During a navigation activity, we happened upon some very fresh tracks for a white rhino bull. Without hesitation, our instructor – Jan-Hendrik – got us out of the vehicles, and, with a quick briefing, we were soon on the animal’s trail.
Guided bush walk © Emily Whiting
Rhino © Emily Whiting
Fast forwards an hour and Jan-Hendrik’s skill had led us to within 50 meters of the rhino, peacefully grazing by himself. Taking note of the surrounding terrain, he silently motioned us to follow him around a rocky outcrop. Now downwind and out of sight, we began to slowly belly-crawl onto the rocks until we could all see the rhino below. Perfectly positioned, the bull was unknowingly weaving his way in our direction as we waited for just a few meters above with bated breath. Getting to within almost touching distance (yet protected by the rocks), I had a feeling of overwhelming gratitude to be right there, in that moment and in the middle of the wild, so close to such a magnificent and gentle creature. With no vehicle to fall back on, our senses were dramatically heightened and I felt a connection to nature much deeper than I had previously. Right then, my love of experiencing the bush on foot was born.
Buffalo © Emily Whiting
Buffalo sighting © Emily Whiting
Time moved on and there remained one last qualification to master before we were ready to experience life in a lodge – to become backup trails guides. Based in the Makuleke concession in northern Kruger, the camp is nestled in arguably one of the most beautiful areas in the whole of South Africa. With few roads and even fewer tourists, Pafuri – as it is known – is truly a wilderness like no other. From exotic palm trees lining the vast Limpopo river to the dramatic, endless views over Lanner gorge, you cannot help but feel like you have stepped into another world, hidden from time and civilization.
Fever tree forest, Makuleke © Emily Whiting
Unlike the rest of the course, the next 4 weeks were to be almost exclusively on foot, exploring ancient valleys, forgotten forests, and well-trodden elephant paths. Each morning and afternoon, we would venture out to uncover nature’s secrets, delighting in big and small alike. From the fascinating exploits of the tiniest dung beetle to encountering a herd of buffalo some 200 strong, becoming a trails guide is to understand nature in all its facets. We learned everything from elephant chewing gum and microscopic fig wasps to how to approach some of Africa’s most dangerous animals on foot.

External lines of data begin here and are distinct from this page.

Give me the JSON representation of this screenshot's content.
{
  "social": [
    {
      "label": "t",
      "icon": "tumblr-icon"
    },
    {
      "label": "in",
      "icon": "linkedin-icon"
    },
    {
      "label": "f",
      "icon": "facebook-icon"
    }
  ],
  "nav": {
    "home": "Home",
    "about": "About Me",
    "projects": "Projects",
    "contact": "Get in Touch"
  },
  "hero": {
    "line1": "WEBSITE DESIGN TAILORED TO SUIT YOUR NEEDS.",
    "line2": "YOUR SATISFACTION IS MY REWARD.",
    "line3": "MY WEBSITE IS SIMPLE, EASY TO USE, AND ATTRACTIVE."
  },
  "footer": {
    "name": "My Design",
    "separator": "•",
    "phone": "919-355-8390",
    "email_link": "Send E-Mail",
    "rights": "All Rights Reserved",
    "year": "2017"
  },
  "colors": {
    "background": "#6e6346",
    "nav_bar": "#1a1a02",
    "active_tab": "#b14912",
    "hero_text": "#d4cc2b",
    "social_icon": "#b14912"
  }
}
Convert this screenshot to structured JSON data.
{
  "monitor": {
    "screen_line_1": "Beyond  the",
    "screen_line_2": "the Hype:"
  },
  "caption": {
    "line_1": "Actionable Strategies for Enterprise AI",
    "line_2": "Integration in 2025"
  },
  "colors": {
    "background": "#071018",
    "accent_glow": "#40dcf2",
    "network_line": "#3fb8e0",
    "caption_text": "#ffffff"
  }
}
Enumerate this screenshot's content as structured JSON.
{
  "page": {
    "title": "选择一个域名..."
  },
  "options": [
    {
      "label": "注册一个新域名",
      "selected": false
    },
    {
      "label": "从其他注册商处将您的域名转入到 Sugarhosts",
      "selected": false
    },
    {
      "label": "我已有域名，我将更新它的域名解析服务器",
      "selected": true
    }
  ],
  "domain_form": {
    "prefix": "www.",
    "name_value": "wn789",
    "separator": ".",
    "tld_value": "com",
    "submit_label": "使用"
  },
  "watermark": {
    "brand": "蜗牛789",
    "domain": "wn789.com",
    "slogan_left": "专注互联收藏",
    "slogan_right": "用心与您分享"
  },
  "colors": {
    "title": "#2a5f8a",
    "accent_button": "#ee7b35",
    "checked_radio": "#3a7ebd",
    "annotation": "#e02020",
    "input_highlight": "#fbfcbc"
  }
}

Emily carefully handles our reptile friend © Emily Whiting
Friends © Emily Whiting
My most memorable times were, undoubtedly, spent in the magical world of the fever tree forest. These towering trees, dusted in a fine, yellow powder, are surely something straight out of a fairy tale. On one particular morning, as the golden light worked its way through the canopy, highlighting pockets of gold and green against the mysterious, shadowy areas within, we picked up the fresh dung of an old, female elephant. Following her tracks, we managed to locate her resting quietly in the shade. Nearing the end, she had broken away from her herd, cutting a lonesome figure against the soaring vegetation. Ever respectful, we chose to observe her at a distance and, after a few minutes, left her in peace. It was a poignant moment to witness the decline of such a noble animal in the most beautiful of places. Silently, we marched back to camp, our minds preoccupied with thoughts of the old lady, alone in the forest.
A well deserved break © Emily Whiting
Rifle handling © Emily Whiting
As the month drew to an end, each student submitted themselves to the most feared exam of all – advanced rifle handling. Five rounds of increasingly difficult targets, ending with a simulated lion charge. Having had no experience with a rifle prior to the course, I hadn’t held much hope of success. However, with some fantastic instruction and a lot of “dry practice” in camp, the weapon slowly began to feel comfortable in my hands. On the day, nerves got the better of some but I was one of the fortunate few to pass – my final bullet landing just inside the target on the simulated charge. What a relief that was!
Although due to illness I had to postpone my own backup assessment, one-by-one the group then put all their knowledge into action with our very last practical exam, my own success finally coming a few weeks later. Reflecting on the past 6 months, it felt surreal that we hadn’t even known each other on that first day around the wooden table. We had shared a unique journey not only into nature but into ourselves, leaving the world seems altogether different. Equipped with the knowledge we needed, our safety brakes were torn away and we were divided across Southern Africa for the next chapter; the lodge placement. But, more on that next time…
EcoTraining Courses | Apprentice Trails Guide
As Trails Guides, we are privileged to be able to take part in the lowest impact and most environmentally sensitive form of a Safari.
During your path to becoming a trails guide, you will gain the much-needed skills and knowledge through interesting and exciting experiences in the wilderness with highly trained Trails Mentors, who will not only help you discover the wonders of walking in the bush but also how to do it safely!
About the Author:
Emily Whiting is a former EcoTraining Professional Field Guide student and currently working as a Field Guide at a 5* lodge in the Greater Kruger, South Africa.